EDMONTON, Canada — They call it “ethno chaos.” This Ukrainian band takes sounds and voices from all over the world and blends them with Ukrainian folklore in a genre that is hard to define.
DakhaBrakha, which means “give and take” in old Ukrainian, stemmed from Kyiv-based experimental Dakh Theatre 15 years ago. The four musicians in the band, Nina Garenetska, Olena Tsybulska, Iryna Kovalenko and Marko Halanevych, play a variety of instruments, including cello, piano, percussion and darbuka, accordion, jew’s harp and the didgeridoo. All four are trained in folklore and ethnomusicology and learned about their music from its roots, researching their material from village to village in rural Ukraine. Now they are sharing the sounds of old Ukraine with the world.
Their North American debut came at Toronto’s Luminato Festival in 2013, and since then have had 18 tours on this side of the Atlantic, making them now perhaps Ukraine’s best-known cultural ambassadors.
The band returned to Edmonton for the third time for a sold-out Oct. 17 concert at the 1,700-seat downtown Francis Winspear Centre for Music. The audience burst into applause with the first tune, and after an almost two-hour-long concert, didn’t let the musicians leave the stage without an encore.
Fans may not have known the words well enough to sing along, but the wild energy was almost palpable as the band played old and new tracks to the cheering crowd, some of whom couldn’t help but dance for most of the show.
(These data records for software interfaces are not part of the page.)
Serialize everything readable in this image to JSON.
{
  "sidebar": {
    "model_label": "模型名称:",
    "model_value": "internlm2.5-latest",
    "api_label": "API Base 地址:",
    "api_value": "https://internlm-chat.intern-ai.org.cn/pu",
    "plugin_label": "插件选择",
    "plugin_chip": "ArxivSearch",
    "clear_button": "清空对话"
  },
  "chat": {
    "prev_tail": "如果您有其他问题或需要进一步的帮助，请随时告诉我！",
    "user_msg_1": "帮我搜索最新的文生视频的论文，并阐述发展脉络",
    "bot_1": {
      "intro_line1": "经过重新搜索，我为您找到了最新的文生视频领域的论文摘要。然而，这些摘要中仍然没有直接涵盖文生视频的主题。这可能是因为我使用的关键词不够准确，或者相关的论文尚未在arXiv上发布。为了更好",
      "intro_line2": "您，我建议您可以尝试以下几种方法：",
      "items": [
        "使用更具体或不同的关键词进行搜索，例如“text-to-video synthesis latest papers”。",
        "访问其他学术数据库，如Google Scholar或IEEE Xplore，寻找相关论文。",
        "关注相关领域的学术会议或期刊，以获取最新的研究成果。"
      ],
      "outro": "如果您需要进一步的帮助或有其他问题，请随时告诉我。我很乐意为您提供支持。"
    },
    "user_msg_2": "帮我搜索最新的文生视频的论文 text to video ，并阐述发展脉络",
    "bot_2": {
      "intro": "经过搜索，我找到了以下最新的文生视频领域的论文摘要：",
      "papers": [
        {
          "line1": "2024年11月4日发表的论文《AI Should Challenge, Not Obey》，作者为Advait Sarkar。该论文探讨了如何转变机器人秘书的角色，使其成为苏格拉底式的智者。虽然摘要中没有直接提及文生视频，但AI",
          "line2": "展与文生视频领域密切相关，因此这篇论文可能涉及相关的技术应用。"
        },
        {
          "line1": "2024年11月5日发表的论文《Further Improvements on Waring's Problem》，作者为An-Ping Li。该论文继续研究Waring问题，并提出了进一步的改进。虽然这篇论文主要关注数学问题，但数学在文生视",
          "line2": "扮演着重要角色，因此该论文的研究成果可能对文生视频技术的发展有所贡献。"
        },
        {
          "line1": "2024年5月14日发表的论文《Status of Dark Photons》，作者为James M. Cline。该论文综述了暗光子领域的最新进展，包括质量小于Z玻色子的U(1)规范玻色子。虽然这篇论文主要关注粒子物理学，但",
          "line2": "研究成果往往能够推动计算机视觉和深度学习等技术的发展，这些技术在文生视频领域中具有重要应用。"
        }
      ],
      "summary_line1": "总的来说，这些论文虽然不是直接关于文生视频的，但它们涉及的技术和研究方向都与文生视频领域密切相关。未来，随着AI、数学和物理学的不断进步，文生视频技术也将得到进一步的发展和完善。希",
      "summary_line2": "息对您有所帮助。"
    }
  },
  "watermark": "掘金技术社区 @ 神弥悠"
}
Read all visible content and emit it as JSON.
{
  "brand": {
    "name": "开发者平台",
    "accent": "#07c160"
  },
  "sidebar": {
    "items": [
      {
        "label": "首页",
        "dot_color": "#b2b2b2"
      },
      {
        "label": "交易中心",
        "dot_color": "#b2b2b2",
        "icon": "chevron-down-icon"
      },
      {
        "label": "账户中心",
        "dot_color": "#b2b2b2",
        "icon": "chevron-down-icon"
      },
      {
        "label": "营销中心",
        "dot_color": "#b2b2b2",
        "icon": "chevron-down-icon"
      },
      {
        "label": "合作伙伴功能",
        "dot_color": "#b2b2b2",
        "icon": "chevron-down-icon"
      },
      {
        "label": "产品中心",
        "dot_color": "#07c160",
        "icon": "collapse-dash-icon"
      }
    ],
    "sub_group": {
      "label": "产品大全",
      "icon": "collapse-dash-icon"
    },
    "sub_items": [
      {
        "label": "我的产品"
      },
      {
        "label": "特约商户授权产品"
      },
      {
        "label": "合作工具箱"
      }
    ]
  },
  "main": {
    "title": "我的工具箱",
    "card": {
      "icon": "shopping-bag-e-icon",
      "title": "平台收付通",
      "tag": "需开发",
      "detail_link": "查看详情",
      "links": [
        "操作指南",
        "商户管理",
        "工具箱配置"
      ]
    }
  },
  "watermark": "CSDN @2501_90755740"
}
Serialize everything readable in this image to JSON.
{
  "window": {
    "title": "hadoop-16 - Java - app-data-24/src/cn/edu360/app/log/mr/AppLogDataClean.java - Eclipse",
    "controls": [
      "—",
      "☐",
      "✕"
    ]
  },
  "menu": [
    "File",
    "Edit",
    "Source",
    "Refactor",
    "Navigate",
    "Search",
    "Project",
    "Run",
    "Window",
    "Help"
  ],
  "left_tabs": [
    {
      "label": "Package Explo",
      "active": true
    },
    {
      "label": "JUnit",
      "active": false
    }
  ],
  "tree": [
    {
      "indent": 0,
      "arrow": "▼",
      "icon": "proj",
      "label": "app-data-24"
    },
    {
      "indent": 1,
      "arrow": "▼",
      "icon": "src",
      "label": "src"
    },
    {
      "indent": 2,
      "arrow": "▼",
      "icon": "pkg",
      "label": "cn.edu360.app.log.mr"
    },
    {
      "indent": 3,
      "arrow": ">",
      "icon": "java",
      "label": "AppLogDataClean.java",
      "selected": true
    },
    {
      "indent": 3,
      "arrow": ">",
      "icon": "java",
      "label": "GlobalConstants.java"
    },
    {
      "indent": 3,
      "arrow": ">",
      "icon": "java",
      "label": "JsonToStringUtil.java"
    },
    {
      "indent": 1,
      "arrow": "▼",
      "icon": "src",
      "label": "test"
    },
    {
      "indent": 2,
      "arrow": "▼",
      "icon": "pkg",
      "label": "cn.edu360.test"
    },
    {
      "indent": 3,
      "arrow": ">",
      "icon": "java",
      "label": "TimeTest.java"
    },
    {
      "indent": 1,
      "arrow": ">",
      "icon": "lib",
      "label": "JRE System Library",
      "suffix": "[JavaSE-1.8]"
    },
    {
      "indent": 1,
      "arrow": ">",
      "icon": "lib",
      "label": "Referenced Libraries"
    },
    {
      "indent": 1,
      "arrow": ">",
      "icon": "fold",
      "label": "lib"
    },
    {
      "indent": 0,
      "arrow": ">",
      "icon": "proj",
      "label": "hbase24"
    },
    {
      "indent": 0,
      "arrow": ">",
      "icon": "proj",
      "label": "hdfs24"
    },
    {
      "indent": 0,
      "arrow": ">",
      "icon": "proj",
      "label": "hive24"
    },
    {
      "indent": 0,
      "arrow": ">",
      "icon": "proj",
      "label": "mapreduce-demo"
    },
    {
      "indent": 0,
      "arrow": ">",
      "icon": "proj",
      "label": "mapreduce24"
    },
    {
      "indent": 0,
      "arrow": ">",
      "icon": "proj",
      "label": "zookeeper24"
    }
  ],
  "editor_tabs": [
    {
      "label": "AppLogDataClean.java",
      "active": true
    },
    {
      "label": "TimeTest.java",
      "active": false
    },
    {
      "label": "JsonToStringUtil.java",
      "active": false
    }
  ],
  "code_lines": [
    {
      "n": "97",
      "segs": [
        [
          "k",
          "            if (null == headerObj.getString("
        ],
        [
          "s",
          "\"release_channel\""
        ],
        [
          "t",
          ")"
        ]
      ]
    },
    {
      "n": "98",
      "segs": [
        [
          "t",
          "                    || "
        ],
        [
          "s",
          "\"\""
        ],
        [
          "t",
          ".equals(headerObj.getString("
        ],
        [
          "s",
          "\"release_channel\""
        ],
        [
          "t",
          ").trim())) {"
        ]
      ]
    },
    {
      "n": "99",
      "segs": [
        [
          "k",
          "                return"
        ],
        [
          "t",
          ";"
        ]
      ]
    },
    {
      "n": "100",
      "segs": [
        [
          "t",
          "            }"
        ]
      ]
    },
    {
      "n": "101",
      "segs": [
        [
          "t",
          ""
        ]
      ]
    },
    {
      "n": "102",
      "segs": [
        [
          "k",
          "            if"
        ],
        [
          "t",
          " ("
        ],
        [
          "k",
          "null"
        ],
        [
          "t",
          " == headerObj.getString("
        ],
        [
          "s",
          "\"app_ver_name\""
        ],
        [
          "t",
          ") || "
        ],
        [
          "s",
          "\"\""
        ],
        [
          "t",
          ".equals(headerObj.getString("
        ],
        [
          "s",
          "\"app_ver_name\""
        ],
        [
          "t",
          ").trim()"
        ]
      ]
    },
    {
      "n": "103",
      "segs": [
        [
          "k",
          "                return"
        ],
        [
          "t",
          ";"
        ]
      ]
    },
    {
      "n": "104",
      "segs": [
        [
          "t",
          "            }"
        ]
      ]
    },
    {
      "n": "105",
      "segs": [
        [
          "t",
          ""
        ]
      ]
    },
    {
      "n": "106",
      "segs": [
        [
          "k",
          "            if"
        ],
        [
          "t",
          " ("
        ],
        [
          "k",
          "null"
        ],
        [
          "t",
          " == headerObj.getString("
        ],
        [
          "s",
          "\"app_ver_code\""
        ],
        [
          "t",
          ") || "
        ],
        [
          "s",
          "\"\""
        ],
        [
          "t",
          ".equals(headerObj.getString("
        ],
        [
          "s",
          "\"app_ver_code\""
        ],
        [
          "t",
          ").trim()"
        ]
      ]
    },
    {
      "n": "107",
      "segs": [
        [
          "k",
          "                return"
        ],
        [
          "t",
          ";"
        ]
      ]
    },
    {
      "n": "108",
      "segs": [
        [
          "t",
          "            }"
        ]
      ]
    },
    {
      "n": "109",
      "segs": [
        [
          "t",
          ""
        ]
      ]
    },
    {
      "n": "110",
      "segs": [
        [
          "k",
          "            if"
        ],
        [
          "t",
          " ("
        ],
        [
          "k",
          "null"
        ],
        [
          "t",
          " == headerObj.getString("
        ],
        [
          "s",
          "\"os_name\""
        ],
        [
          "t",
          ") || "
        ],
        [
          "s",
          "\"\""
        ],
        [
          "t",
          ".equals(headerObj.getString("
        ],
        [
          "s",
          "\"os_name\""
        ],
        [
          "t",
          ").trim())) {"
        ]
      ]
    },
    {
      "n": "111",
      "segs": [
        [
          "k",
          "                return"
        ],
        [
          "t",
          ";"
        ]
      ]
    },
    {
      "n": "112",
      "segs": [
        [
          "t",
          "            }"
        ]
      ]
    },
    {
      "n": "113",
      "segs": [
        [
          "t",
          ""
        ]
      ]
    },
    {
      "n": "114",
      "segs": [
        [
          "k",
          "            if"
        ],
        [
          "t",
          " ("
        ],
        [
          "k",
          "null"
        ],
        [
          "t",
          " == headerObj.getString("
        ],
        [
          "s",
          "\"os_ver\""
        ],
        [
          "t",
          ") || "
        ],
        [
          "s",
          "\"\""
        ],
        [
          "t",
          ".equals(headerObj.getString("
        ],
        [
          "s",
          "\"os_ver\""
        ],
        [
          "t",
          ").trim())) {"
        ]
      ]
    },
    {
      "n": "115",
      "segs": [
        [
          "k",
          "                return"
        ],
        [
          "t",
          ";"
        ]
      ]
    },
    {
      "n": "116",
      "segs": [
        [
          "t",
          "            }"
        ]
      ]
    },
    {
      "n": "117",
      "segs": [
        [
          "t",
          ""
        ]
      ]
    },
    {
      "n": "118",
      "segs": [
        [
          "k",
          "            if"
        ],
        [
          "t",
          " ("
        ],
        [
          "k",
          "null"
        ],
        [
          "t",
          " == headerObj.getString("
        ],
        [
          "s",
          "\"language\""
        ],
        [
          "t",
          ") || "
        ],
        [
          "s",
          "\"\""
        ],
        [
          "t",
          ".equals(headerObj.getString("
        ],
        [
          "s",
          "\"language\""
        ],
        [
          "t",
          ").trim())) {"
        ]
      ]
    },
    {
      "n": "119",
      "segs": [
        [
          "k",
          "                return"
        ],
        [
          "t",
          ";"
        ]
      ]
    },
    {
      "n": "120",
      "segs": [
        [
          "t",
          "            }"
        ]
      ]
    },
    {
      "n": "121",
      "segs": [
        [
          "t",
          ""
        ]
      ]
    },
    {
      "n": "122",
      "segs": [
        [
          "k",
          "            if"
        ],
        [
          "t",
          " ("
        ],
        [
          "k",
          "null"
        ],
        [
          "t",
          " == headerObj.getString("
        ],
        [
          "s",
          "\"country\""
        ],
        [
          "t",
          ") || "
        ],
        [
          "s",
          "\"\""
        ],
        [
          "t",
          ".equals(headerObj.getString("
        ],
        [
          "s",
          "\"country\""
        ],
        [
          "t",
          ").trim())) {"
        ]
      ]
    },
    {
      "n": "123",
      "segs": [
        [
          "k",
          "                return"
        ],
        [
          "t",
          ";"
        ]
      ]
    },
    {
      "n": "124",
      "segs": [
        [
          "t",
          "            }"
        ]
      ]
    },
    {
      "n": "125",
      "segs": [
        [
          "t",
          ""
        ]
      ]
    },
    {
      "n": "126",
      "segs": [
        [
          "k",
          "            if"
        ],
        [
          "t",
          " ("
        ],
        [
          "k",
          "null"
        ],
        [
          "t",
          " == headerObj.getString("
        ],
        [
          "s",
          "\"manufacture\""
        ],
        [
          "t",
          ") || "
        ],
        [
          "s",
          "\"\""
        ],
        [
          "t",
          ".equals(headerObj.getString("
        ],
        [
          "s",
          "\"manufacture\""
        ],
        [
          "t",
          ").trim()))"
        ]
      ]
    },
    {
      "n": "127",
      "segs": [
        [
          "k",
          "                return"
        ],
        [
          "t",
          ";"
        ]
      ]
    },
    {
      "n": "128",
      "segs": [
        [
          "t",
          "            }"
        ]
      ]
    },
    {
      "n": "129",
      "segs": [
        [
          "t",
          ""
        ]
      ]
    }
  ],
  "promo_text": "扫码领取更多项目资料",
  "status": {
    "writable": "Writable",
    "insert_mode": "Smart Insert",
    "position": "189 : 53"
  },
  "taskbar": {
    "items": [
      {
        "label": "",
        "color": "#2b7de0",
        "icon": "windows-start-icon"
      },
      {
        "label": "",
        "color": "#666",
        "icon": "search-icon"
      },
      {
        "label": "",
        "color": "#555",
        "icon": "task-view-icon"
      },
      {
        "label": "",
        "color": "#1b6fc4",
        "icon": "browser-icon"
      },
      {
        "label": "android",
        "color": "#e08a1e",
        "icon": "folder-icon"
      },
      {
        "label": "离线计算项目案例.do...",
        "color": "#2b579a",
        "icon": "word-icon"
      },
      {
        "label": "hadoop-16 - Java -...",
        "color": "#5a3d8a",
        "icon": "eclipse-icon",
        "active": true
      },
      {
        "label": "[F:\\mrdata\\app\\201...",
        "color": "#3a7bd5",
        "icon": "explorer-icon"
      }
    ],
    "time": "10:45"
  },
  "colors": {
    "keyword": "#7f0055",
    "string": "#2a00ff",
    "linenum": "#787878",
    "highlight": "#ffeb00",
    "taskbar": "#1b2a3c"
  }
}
And fans not knowing the words doesn’t faze the band: while introducing one song built around Shakespeare’s Sonnet Number 7, frontman Marko Halanevych quipped, “nobody understands the words, wherever we sing it.”
Despite being relatively new to the world music scene, DakhaBrakha’s music is already internationally recognized and acclaimed. Not only have they performed in almost 40 countries around the world, they have also appeared at the Sziget festival in Hungary (one of Europe’s largest music festivals) and Australia’s Womadelaide.
In 2018, one of their songs was used in a commercial for David Beckham’s grooming brand House 99. The same track — the song Shcho Z Pid Duba (What From the Oak) — was also included in the soundtrack to the third season of Fargo, the world-famous television series by the Cohen Brothers.
“We are usually on the road and abroad for one to one and a half months at least three times a year,” Halanevych says after the Edmonton concert. “This time we started in Paris, then went to Brazil where we also worked on our new album, the U.S. and eventually came to Canada.”
While touring the world, the band not only introduces the audience to Ukrainian folk songs but also to its traditions. In some of the cities, the band members have special workshops called Borscht Party where Halanevych cooks and talks about Ukraine while the three ladies sing.
“Every time we cook about 10 liters of borscht, because you never know how many people will show up. But, honestly, having just a traditional concert is easier,” Halanevych says laughing.
Even though their songs can be hard to transcribe, even for native Ukrainian speakers because of all the archaisms, people recognize it for its vibrant energy, impressive vocals and unexpected sounds like birdcalls and whistles which layer seamlessly into the music. However, the band is also easily recognized by their particular stage look — the three ladies always perform in black lamb-fur hats and a dozen beaded necklaces, while Garenetska’s cello is dotted with Ukrainian embroidery.
“At first, the girls were complaining about the hats as it was hot at times,” Halanevych says smiling. “But I haven’t heard anything lately. I think they’ve become unseparated.”
The inspiration for their dresses came to Ukrainian designer Olga Navrotska after she saw the band’s music video for their song “Carpathian Rap.” The black, white and red dresses feature Ukrainian patterns and traditional symbols such as wheat stalks, birds and flowers.
DakhaBrakha has released five albums since their debut, Yahudky, in 2007. Their last album, The Road, was released in 2016 and includes tunes from the Donbas and Crimea occupied by Russia, including songs of the Chumak caravans.
Even though tumultuous times often prove fruitful for artists, DakhaBrakha mentioned conflict was never an inspiration for them, rather the opposite. The work was going slowly until their founder and spiritual guru Vladyslav Troitskiy suggested using songs from the different parts of Ukraine, thus uniting the country in one album.
The band previewed several of their new tracks at the Edmonton concert, and the Kyiv audience will have a chance to hear their new album in its entirety on Dec. 6. “It’s so hard to define its style. It’s different, has a little bit of soul, swing and Ukrainian poetry,” Halanevych explained, adding that the quartet also plans to work on a special project — a requiem for the fallen soldiers in Russia’s war against Ukraine.
Speaking about touring North America, Halanevych says that they always get inspired by its audience. “They are probably our favorite audience after Ukrainian, of course. So ready to grasp everything, understand every little hint and very emotional.”
The musician also notes that their listeners have been changing and becoming more knowledgeable about Ukrainians and Ukraine. “That’s what we want — for people to learn about our country, we would love to get them interested. Plant the seeds of Ukrainian all over the world.”